Whilst the Labour Party did pick up a huge number of seats, which had voted to stay in the EU, from the Conservatives, this would not explain the reason for the Phoenix like rise of the Conservatives in Scotland; a part of the UK that had voted to remain in the EU by a very significant margin. Labour too has been crowing about its results in England, but they are also particularly taciturn about their performance in Scotland. It wasn’t just about Brexit.

What then might also have been a significant factor in the election?
Could Big Data help us we asked ourselves? So, we decided we would put our resident boffins to work, to see if HOUSEPRICE.AI could come up with something that might explain these unexpected electoral results. Across England & Wales there were 28 swings to Labour from the Conservatives, the average swing for those parliamentary constituencies was 12.14%, which is historically very large.

Brighton, Kemptown58.319.2
Bristol North West50.616.3
Bury North53.64
Cardiff North50.111.9
Colne Valley47.712.7
Crewe and Nantwich47.19.4
Croydon Central 52.39.7
Derby North48.512
Enfield, Southgate 51.712.7
High Peak49.714.3
Peterborough 48.1 12.5
Plymouth, Sutton and Devonport 53.4 16.7
Portsmouth South4121.5
Reading East4916
Stockton South48.511.5
Vale of Clwyd50.211.9
Warrington South48.49.3
Warwick and Leamington46.711.8
Weaver Vale51.510.1
But this simple table does not tell us much about the 2017 election, what kind of correlations are there between the housing market and the electoral results? £20.77 billion of residential home sales were transacted in these 28 new MP’s constituencies over the last year, with incredibly just two, Battersea and Kensington accounting for more than 30% of that total. There were a total of 62,602 transactions, with an average value of £325,629 and with an average price per square meter of £3,412.60 The chart below shows the percentage swing to Labour from Conservative, vs the price paid per square meter and also showing the aggregate size of transactions in all residential property in that constituency over the last year.
So what can we conclude from this quick analysis?

Battersea also stands out in having many more property transactions than the other constituencies, transacting over 74% more than the average of 2236.

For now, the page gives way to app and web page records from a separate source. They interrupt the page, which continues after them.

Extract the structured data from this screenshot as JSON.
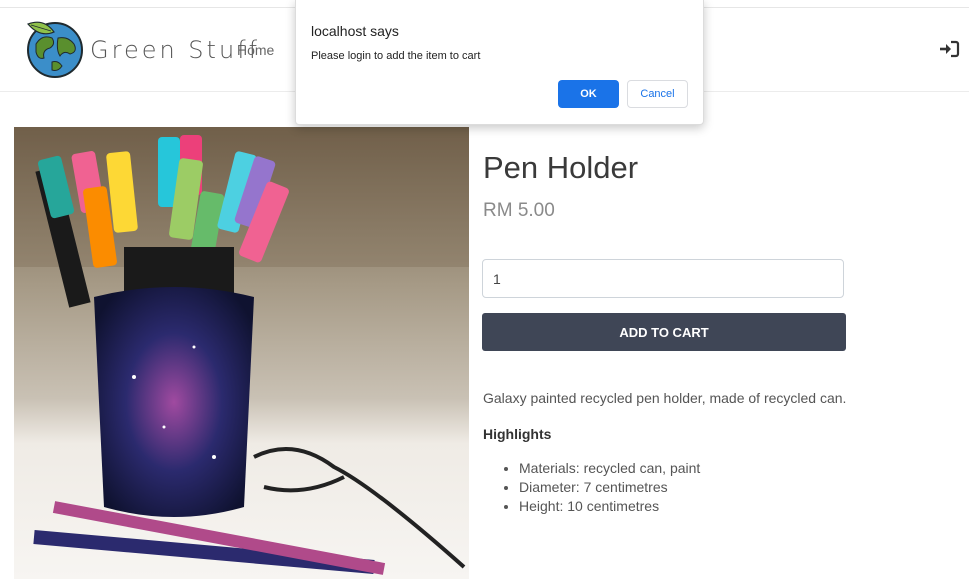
{
  "navbar": {
    "brand": "Green Stuff",
    "home_label": "Home",
    "login_icon": "sign-in-icon"
  },
  "product": {
    "title": "Pen Holder",
    "price": "RM 5.00",
    "quantity": "1",
    "add_to_cart_label": "ADD TO CART",
    "description": "Galaxy painted recycled pen holder, made of recycled can.",
    "highlights_title": "Highlights",
    "highlights": [
      "Materials: recycled can, paint",
      "Diameter: 7 centimetres",
      "Height: 10 centimetres"
    ]
  },
  "dialog": {
    "title": "localhost says",
    "message": "Please login to add the item to cart",
    "ok_label": "OK",
    "cancel_label": "Cancel"
  },
  "colors": {
    "button_dark": "#3f4656",
    "dialog_accent": "#1a73e8"
  }
}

Firstly, overall no surprises that there is no correlation between house prices and political outlook in this sample. The value of a home does not determine its owners political outlook. This will be a boon to pollsters and Labour political canvassers, who can legitimately door knock in Kensington and North Bury with equal hope.
Secondly, Estate Agents in Battersea must be worried about the rise of Internet Agents, 1.5% fees on an average Battersea property of £936,187, equate to fees of over £14,000 and with such a high number of transactions, that looks a sitting duckhouse.